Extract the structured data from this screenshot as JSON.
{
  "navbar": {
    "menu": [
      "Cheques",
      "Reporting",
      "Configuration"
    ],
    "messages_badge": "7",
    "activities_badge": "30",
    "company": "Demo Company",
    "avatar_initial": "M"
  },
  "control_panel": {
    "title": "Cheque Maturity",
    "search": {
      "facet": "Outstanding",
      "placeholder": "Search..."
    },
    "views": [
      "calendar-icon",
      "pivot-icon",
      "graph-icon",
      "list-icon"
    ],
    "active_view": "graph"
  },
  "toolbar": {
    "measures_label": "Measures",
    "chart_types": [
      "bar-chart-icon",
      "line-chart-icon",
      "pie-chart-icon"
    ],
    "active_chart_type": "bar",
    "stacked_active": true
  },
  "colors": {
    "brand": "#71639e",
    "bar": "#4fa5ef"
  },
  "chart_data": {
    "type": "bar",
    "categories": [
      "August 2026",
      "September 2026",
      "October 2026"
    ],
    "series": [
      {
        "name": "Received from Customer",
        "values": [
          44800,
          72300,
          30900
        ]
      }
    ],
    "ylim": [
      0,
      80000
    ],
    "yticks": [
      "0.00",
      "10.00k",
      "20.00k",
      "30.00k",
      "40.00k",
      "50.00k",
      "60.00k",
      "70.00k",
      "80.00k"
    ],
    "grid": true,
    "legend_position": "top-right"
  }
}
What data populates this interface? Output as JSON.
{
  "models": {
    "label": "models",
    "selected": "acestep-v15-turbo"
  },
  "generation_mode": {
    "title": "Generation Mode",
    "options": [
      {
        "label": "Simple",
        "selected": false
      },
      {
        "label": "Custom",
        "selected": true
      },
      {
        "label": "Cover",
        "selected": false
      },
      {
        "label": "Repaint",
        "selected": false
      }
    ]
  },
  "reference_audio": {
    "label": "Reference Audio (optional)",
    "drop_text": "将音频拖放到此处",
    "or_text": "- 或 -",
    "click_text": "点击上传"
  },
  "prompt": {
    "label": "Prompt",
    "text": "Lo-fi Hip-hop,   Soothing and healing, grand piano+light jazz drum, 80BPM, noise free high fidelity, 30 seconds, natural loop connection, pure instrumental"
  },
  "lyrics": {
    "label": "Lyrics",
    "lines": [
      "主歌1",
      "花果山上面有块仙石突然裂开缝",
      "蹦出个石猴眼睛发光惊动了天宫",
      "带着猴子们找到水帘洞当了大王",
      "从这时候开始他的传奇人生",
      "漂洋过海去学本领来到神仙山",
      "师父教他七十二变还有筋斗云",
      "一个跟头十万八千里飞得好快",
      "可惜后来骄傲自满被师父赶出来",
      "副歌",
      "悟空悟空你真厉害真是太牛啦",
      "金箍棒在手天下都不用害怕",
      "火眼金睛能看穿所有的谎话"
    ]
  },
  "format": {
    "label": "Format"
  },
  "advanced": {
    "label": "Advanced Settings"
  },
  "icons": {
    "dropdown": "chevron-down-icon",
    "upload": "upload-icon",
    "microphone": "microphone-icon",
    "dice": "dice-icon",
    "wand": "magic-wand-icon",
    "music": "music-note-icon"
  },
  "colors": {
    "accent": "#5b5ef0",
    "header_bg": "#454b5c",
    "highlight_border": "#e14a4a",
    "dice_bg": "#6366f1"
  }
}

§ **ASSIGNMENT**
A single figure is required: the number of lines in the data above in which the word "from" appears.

§ **SOLUTION**
2